In this section, you can access to the latest technical information related to the BISIGODOS project topic.

Researchers develop bioplastic from seaweed-eating microorganisms

body.single-projects .post-content :not(p) img, body.single-post .post-content :not(p) img { display: none; }

Researchers at the Tel Aviv University in Israel have developed a process to make bioplastic polymers from microorganisms that feed on seaweed.

Scientists have produced a bioplastic polymer known as polyhydroxyalkanoate (PHA), which is biodegradable, produces zero-toxic waste and can be recycled into organic waste.

According to the United Nations, plastic is a major source of pollution in the ocean, accounting for up to 90% of pollutants found.

Tel Aviv University researcher Dr Alexander Golberg said: “Plastics take hundreds of years to decay. So bottles, packaging and bags create plastic continents in the oceans, endanger animals and pollute the environment.

“A partial solution to the plastic epidemic is bioplastics, which don’t use petroleum and degrade quickly. But bioplastics also have an environmental price. To grow the plants or the bacteria to make the plastic requires fertile soil and fresh water, which many countries, including Israel, don’t have.

“Our new process produces plastic from marine microorganisms that completely recycle into organic waste.”“Our new process produces plastic from marine microorganisms that completely recycle into organic waste.”

Golberg highlighted that the process will not strain valuable resources such as agricultural land and fresh water that are used to grow plants for use in bioplastics. They also noted that it will be a good alternative for countries with a shortage of fresh water.

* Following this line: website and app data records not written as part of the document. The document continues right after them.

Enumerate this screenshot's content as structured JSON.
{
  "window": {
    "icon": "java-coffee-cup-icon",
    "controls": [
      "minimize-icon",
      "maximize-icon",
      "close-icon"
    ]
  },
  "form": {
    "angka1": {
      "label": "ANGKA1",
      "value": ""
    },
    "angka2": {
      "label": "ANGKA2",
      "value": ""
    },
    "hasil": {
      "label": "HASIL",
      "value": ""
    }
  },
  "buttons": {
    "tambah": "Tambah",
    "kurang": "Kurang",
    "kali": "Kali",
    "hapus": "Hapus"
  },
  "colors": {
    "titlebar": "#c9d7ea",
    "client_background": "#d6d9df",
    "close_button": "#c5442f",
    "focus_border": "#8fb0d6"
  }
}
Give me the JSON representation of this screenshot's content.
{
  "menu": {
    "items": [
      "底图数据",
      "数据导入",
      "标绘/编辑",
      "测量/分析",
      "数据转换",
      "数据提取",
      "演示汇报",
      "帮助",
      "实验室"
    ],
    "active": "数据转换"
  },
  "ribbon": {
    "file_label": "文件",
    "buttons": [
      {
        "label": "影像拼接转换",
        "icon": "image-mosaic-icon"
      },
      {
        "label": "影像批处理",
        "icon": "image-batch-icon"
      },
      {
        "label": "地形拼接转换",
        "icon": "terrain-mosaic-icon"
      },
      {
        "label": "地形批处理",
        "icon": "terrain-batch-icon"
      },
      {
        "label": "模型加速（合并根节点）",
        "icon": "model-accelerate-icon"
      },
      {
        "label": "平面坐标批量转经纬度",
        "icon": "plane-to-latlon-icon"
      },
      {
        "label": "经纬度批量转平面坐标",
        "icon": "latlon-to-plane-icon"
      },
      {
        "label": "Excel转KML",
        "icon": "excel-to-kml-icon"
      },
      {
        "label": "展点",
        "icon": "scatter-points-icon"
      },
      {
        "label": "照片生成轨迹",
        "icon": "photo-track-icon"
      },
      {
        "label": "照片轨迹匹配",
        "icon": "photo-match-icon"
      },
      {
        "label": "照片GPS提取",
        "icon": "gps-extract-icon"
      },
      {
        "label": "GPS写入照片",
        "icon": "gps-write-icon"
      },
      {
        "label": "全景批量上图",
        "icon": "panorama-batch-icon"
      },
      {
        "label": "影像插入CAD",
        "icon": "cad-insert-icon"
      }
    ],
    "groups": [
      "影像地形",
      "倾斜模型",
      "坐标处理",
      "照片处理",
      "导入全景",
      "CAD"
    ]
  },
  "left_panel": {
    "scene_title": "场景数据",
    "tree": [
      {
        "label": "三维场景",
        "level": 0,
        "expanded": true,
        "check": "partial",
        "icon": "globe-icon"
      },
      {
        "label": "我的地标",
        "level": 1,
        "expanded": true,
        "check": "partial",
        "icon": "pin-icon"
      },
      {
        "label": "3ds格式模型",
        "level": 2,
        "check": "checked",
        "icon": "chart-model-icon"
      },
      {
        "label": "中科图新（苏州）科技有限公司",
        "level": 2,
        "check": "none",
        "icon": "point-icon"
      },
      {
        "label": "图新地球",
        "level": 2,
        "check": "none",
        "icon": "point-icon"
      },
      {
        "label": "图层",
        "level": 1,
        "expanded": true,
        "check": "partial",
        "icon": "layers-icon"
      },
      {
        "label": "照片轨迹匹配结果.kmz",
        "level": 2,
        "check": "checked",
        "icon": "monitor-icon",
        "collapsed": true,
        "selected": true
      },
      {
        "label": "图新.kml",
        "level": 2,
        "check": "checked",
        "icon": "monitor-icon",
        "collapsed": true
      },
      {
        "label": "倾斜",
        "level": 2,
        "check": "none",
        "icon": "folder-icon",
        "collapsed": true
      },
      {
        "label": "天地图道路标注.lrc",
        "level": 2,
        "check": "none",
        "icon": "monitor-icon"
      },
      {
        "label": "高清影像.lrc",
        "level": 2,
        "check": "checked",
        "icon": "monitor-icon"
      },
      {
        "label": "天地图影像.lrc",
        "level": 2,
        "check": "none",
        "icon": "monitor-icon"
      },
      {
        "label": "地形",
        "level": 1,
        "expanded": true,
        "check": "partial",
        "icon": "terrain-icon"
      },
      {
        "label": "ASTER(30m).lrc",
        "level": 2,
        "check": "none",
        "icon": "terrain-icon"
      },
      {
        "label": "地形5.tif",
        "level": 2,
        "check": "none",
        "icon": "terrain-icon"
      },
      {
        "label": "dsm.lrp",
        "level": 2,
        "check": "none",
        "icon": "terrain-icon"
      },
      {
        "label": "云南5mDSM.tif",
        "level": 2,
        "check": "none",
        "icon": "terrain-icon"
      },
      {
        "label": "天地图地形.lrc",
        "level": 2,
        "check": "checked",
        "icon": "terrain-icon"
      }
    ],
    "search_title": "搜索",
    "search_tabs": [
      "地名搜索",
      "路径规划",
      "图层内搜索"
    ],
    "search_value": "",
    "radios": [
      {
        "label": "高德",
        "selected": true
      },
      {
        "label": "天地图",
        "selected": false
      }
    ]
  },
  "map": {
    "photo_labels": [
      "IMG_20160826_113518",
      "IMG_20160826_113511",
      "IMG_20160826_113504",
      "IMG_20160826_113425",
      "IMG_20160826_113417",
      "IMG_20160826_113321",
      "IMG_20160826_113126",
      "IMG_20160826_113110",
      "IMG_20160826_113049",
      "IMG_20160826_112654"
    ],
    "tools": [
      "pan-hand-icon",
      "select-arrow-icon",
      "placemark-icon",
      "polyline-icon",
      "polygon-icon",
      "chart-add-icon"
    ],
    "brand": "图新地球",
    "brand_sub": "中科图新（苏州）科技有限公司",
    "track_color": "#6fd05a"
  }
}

The process uses multi-cellular seaweed, which is cultivated in the sea. The microorganisms eat algae and produce a polymer that can be used to make bioplastic.

Golberg added that the team of researchers are undertaking research to find the most suitable bacteria and algae for producing polymers for bioplastics with different properties.

In July, researchers at the Georgia Institute of Technology in the US created a flexible film using crab shells and tree fibres. The researchers suggested the film as a potential alternative to flexible plastic packaging.

» Publication Date: 02/01/2019

» More Information

« Go to Technological Watch

AIMPLAS Instituto Tecnológico del Plástico
C/ Gustave Eiffel, 4 (València Parc Tecnològic) 46980 - PATERNA (Valencia) - SPAIN
(+34) 96 136 60 40

This project has received funding from the European Union Seventh Framework Programme (FP7/2007-2013) under grant agreement n° [613680].

AIMPLAS - Instituto Tecnológico del Plástico | Powered by: SoftVT